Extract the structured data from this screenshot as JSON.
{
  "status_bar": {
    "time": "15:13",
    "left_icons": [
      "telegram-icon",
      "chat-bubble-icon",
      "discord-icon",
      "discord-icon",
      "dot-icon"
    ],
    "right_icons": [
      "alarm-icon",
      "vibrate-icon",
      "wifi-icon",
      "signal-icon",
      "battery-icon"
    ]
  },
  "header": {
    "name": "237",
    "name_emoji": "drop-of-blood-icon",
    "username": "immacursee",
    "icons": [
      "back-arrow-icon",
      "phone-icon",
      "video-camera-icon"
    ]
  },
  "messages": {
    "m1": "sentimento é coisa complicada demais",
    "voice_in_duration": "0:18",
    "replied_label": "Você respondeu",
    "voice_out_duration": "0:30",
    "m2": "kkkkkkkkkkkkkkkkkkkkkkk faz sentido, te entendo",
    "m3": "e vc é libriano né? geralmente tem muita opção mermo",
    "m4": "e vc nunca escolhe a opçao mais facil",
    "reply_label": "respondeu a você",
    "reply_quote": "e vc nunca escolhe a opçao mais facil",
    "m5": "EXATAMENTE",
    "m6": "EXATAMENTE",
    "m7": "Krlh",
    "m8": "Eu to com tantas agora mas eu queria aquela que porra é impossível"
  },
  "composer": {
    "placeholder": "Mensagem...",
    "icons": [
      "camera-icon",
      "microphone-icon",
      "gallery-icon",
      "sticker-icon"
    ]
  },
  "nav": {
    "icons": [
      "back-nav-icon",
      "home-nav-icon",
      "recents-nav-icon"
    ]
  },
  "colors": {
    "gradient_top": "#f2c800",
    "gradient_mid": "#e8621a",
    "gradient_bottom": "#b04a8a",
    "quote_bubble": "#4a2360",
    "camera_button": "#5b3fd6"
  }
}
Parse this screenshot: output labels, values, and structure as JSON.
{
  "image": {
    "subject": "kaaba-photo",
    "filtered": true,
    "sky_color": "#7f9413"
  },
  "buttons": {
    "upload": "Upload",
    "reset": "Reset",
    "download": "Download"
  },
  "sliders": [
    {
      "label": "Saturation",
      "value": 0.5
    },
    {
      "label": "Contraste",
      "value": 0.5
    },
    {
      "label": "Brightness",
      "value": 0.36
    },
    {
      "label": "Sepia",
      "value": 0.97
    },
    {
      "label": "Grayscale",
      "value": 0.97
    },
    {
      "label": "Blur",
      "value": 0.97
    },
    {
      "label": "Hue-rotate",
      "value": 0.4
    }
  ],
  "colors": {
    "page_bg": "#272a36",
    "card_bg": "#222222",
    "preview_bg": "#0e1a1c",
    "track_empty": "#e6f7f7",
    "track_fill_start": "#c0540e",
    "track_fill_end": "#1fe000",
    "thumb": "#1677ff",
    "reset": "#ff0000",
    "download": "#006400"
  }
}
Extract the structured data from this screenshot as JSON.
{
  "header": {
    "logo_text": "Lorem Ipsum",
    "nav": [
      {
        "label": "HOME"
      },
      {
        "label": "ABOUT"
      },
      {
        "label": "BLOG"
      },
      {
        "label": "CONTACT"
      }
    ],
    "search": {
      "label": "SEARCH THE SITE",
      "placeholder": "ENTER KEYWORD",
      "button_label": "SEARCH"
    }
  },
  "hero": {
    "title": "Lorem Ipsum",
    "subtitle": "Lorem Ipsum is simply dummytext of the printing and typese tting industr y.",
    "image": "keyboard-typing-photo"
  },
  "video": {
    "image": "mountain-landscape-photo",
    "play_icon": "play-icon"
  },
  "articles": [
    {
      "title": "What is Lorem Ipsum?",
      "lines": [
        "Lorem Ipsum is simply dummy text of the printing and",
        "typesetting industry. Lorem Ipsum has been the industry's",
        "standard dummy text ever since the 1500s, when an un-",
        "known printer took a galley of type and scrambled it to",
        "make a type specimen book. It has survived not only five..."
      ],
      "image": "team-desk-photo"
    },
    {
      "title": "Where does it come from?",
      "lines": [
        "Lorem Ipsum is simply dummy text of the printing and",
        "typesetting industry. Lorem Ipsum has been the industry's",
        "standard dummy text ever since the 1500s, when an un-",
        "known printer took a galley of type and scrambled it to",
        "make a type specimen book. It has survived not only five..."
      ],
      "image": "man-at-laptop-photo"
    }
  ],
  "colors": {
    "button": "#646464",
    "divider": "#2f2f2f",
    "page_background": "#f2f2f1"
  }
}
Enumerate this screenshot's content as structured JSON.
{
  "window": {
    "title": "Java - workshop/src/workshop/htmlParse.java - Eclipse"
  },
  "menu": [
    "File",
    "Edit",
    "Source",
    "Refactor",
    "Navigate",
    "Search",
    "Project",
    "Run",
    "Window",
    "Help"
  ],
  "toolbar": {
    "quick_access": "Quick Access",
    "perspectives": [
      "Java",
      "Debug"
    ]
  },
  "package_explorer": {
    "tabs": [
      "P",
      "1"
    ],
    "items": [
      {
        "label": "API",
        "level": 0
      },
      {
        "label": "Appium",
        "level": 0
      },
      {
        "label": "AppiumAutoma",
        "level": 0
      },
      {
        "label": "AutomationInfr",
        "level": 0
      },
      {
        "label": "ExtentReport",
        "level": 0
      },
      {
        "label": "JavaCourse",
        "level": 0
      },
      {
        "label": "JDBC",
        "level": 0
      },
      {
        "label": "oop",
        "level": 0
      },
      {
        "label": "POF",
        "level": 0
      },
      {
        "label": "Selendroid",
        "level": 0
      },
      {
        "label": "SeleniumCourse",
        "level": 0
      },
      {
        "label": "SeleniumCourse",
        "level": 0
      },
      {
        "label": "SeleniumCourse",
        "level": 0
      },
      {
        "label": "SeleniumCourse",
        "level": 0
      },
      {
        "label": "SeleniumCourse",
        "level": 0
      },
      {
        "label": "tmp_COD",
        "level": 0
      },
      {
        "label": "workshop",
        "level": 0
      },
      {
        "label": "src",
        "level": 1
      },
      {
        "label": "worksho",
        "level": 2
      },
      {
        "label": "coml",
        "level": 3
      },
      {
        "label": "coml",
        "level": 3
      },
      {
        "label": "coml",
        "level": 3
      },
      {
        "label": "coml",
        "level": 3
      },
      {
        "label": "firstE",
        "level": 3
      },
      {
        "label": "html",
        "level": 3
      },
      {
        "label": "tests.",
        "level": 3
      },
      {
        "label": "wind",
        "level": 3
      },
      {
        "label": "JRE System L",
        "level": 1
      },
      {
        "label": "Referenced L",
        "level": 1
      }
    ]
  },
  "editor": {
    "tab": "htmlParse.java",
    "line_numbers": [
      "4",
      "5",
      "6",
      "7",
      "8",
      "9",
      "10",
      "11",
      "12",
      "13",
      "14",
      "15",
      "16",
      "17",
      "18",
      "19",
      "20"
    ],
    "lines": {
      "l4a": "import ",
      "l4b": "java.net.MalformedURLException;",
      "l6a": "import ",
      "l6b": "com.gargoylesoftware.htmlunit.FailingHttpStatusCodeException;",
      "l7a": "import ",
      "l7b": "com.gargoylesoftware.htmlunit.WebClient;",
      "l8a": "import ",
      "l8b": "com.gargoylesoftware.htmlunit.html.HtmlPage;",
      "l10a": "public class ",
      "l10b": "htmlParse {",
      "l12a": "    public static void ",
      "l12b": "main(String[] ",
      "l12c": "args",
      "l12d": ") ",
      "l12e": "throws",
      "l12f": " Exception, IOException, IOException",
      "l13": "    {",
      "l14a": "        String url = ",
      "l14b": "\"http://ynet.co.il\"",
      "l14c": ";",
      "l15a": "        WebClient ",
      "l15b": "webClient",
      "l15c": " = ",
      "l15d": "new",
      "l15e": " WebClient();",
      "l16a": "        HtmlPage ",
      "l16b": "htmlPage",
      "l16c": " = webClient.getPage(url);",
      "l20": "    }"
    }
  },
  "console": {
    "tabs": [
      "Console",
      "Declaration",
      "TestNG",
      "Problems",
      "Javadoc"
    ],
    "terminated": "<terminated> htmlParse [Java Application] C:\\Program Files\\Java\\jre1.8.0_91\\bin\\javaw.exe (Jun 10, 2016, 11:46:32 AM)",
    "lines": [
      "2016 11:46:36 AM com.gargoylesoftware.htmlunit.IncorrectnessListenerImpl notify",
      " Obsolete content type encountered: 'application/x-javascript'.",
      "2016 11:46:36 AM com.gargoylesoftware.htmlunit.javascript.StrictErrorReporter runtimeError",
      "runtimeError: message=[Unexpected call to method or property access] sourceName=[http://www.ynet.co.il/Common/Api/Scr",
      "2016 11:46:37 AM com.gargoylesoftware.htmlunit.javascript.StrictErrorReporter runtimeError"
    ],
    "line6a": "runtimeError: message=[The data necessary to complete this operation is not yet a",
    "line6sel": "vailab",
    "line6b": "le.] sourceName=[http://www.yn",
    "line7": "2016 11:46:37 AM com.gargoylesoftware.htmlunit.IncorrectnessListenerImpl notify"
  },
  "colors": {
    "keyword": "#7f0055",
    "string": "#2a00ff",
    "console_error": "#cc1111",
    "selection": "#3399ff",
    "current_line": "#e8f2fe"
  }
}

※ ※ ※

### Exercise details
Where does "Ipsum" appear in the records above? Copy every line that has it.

### Exercise solution
    "logo_text": "Lorem Ipsum",
    "title": "Lorem Ipsum",
    "subtitle": "Lorem Ipsum is simply dummytext of the printing and typese tting industr y.",
      "title": "What is Lorem Ipsum?",
        "Lorem Ipsum is simply dummy text of the printing and",
        "typesetting industry. Lorem Ipsum has been the industry's",
        "Lorem Ipsum is simply dummy text of the printing and",
        "typesetting industry. Lorem Ipsum has been the industry's",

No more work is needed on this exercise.